PVF Prices on the Rise
As the U.S. economy expands and the world economies rebound from the COVID-19 pandemic, coupled with increases in costs due to additional regulations on the energy sector, the PVF industry is poised for price escalation.
A quicker than expected recovery in U.S. manufacturing is resulting in supply disruptions and higher costs for materials used in everything from kitchen cabinets to washing machines and automobiles, as well as oil and gas production and distribution.
As a result, prices for industrial commodities used in these areas have climbed to their highest levels in years. Increases in forged-steel flange prices and various commodity steel products have already been posted. Increases in seamless carbon-steel pipe are anticipated shortly.
Close contact with your suppliers regarding both price and availability is strongly suggested so as not to be caught off guard regarding the status of the carbon-steel buttwelding fitting and forged-steel flange markets.
The Biden administration is also addressing the Buy America Act to increase the use of domestic manufactured materials in government projects.
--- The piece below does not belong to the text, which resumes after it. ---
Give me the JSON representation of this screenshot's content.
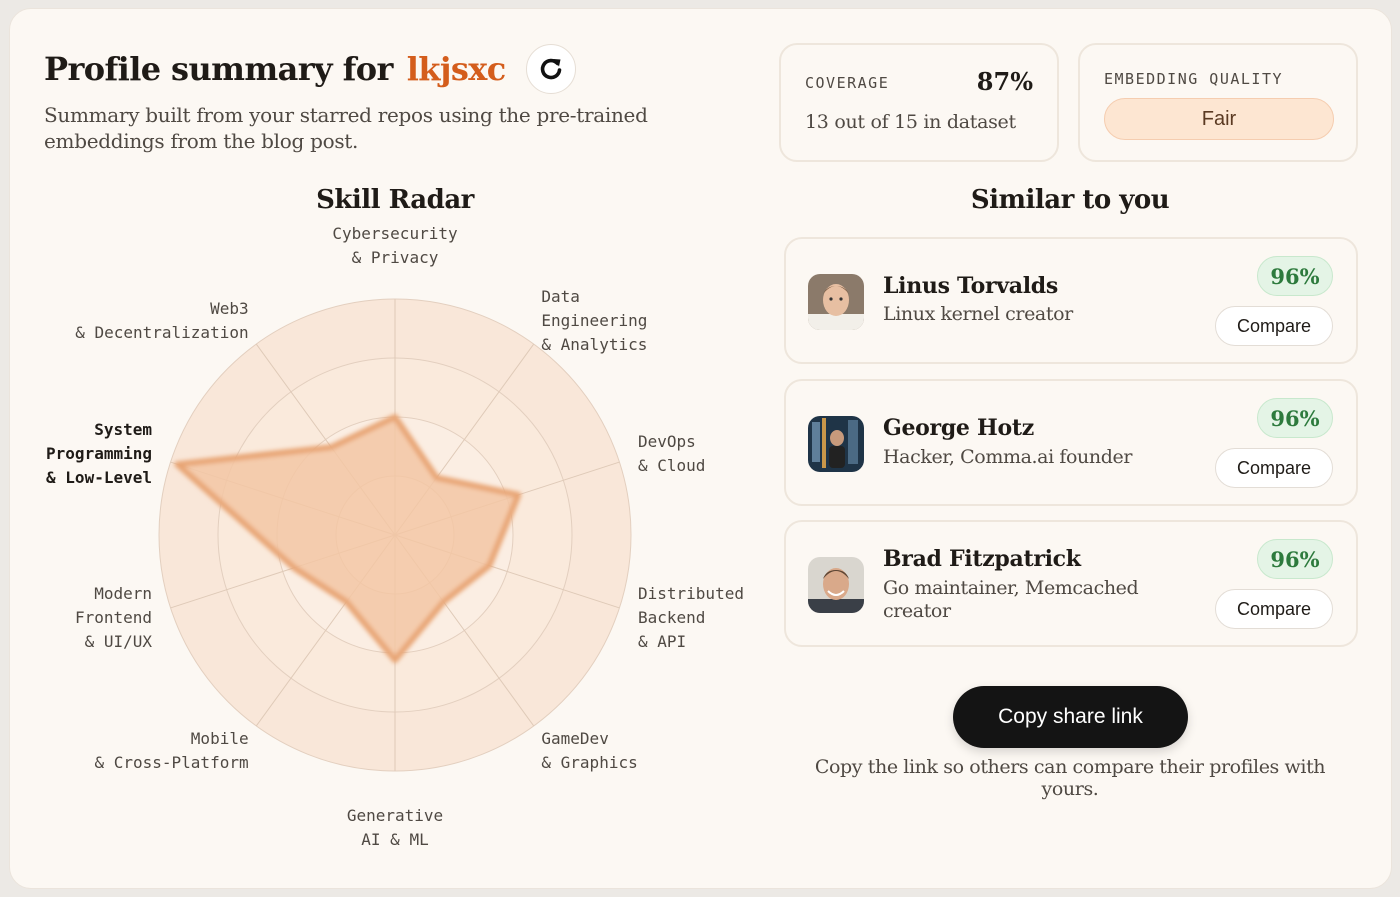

I, therefore, encourage the sourcing of domestic welding fittings, forged-steel flanges, special forging, pipe and related PVF products for quality and liability issues, along with compliance with President Biden’s executive order.
Front-end savings from unregulated low-cost offshore sources are often offset by increases in backend costs of fabrication due to poor quality and increased liability exposure.
Most of the piping infrastructure is located in the heart of the structure under construction; a failure can lead to costly repairs and consequential liability issues
PVF Roundtable News
As a member of the PVF Roundtable’s board of directors, as well as its charitable foundation, I encourage you and your associates to attend the networking meetings and fund-raising events promoting the PVF sector of our economy.
The first 2021 networking meeting of the PVF Roundtable is scheduled for April 13, 2021, at The Bell Tower on 34th in Houston, 713-868-2355. The meeting will begin at 4:30 p.m. and end at approximately 7:30 p.m.
This is a unique venue for you and your associates to network with peers in the PVF industry, share information, meet new contacts and initiate new friendships.
Please check the PVF Roundtable website (www.pvf.org) regularly for possible changes in the networking meeting schedule due to the COVID-19 restrictions on gatherings of our size.